--- What is needed ---
Whenever the word "quote" shows up in a line of the data, copy that line.

_ _ _ _

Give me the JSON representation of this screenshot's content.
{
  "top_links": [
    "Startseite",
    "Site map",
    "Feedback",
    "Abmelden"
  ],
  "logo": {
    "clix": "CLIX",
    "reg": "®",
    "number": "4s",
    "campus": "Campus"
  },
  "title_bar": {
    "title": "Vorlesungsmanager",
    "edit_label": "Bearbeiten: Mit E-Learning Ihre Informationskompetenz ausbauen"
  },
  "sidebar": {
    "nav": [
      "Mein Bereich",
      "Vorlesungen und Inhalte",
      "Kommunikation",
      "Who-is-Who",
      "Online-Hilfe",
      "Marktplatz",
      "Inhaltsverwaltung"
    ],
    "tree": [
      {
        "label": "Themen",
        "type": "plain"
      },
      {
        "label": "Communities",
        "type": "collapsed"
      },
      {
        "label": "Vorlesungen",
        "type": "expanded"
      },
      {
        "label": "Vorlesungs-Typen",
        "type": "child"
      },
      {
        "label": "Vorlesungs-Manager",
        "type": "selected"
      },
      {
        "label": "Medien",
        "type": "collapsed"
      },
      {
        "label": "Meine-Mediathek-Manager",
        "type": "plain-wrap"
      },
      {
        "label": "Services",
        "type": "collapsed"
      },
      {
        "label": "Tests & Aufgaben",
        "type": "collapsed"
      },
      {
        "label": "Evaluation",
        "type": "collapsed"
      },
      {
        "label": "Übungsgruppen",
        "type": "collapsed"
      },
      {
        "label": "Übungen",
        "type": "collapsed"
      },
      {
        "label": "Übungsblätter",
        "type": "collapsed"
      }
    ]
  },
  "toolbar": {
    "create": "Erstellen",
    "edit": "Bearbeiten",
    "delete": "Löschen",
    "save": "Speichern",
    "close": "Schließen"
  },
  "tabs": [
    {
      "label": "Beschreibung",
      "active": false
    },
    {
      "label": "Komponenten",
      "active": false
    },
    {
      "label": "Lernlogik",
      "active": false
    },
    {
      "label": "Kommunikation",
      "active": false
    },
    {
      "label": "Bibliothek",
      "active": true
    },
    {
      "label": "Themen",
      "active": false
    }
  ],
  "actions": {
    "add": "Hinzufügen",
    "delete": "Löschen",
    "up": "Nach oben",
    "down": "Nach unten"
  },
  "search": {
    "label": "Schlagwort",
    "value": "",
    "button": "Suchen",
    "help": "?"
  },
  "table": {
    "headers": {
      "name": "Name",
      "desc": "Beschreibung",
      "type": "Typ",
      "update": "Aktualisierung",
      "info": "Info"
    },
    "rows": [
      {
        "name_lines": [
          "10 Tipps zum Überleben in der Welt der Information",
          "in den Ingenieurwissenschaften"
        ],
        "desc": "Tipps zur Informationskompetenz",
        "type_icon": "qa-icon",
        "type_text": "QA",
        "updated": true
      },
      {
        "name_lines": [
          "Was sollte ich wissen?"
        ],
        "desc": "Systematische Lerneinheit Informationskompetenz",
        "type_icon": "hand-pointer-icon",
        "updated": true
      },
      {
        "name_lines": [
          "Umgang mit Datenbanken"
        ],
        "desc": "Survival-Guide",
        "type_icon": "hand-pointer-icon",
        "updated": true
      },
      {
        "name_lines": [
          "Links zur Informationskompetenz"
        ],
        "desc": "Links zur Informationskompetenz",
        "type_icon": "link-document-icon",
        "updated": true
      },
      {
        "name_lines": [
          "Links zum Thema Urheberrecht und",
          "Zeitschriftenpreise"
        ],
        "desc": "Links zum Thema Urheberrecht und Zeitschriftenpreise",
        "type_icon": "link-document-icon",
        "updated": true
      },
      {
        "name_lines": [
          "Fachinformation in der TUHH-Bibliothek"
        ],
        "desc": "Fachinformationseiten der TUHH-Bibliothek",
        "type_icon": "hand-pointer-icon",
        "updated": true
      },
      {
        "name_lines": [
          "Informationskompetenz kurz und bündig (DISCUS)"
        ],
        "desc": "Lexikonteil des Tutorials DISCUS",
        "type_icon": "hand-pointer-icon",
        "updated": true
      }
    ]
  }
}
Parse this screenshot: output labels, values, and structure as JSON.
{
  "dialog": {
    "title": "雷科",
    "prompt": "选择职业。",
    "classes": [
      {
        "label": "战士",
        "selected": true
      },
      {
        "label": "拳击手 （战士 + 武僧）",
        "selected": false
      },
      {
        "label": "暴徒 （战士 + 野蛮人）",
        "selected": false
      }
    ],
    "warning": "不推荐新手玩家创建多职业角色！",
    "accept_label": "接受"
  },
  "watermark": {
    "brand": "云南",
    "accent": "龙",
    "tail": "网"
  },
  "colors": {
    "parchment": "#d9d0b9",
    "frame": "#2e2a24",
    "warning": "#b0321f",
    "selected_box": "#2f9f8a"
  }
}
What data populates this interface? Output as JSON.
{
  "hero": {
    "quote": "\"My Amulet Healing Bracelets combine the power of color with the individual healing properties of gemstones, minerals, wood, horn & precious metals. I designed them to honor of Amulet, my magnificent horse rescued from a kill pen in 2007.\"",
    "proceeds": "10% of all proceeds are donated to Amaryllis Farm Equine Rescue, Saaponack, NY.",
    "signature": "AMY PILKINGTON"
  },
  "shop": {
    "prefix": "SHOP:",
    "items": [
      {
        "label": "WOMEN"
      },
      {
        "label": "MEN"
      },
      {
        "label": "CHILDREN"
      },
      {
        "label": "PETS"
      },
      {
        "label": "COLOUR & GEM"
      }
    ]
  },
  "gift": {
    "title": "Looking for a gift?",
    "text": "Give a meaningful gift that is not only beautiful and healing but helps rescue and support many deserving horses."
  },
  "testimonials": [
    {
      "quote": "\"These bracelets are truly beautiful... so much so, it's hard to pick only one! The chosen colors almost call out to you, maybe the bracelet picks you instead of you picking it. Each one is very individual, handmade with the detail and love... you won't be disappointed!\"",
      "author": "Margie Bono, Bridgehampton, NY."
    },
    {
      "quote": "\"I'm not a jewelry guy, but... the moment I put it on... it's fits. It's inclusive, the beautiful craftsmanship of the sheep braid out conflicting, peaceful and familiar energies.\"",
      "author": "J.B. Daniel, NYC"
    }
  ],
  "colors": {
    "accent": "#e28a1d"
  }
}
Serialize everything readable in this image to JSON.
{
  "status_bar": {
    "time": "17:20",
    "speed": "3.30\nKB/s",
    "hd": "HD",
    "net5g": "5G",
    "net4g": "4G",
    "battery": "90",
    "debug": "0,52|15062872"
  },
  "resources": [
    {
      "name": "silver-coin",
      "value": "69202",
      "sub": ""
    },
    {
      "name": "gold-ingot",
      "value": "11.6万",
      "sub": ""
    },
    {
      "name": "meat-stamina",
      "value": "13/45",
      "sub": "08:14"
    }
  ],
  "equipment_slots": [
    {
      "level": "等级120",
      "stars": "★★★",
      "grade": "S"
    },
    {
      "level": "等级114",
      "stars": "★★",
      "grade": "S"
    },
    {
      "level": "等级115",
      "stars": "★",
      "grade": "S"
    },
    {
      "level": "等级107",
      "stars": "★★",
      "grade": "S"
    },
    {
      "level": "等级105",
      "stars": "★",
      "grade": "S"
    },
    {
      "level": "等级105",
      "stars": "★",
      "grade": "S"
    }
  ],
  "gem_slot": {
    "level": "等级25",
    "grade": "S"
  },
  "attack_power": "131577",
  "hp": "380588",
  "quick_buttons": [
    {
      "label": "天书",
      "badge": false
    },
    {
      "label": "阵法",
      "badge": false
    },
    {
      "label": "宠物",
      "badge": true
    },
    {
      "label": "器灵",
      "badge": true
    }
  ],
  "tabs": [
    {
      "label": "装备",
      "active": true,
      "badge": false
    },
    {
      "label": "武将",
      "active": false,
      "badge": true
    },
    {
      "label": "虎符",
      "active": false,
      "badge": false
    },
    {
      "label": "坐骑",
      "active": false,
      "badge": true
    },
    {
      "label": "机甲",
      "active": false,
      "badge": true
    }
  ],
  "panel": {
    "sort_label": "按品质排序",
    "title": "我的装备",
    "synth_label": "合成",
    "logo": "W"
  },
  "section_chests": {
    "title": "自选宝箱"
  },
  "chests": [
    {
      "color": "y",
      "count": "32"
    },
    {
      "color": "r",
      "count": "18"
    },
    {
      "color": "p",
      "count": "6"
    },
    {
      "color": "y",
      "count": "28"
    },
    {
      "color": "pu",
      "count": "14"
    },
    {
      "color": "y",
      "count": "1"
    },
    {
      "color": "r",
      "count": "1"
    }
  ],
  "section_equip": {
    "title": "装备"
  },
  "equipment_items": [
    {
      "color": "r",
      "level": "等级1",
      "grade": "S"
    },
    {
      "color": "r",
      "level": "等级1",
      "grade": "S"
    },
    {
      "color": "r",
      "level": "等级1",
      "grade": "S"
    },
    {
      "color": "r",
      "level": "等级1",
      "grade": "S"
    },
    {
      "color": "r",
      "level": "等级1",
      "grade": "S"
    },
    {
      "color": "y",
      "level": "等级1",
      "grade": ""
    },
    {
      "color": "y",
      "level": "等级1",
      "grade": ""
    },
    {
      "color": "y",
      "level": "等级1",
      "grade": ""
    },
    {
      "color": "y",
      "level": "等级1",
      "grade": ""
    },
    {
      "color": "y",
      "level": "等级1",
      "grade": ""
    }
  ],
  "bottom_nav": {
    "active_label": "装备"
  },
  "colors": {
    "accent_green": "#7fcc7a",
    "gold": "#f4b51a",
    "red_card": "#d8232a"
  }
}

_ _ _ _

--- Reply ---
    "quote": "\"My Amulet Healing Bracelets combine the power of color with the individual healing properties of gemstones, minerals, wood, horn & precious metals. I designed them to honor of Amulet, my magnificent horse rescued from a kill pen in 2007.\"",
      "quote": "\"These bracelets are truly beautiful... so much so, it's hard to pick only one! The chosen colors almost call out to you, maybe the bracelet picks you instead of you picking it. Each one is very individual, handmade with the detail and love... you won't be disappointed!\"",
      "quote": "\"I'm not a jewelry guy, but... the moment I put it on... it's fits. It's inclusive, the beautiful craftsmanship of the sheep braid out conflicting, peaceful and familiar energies.\"",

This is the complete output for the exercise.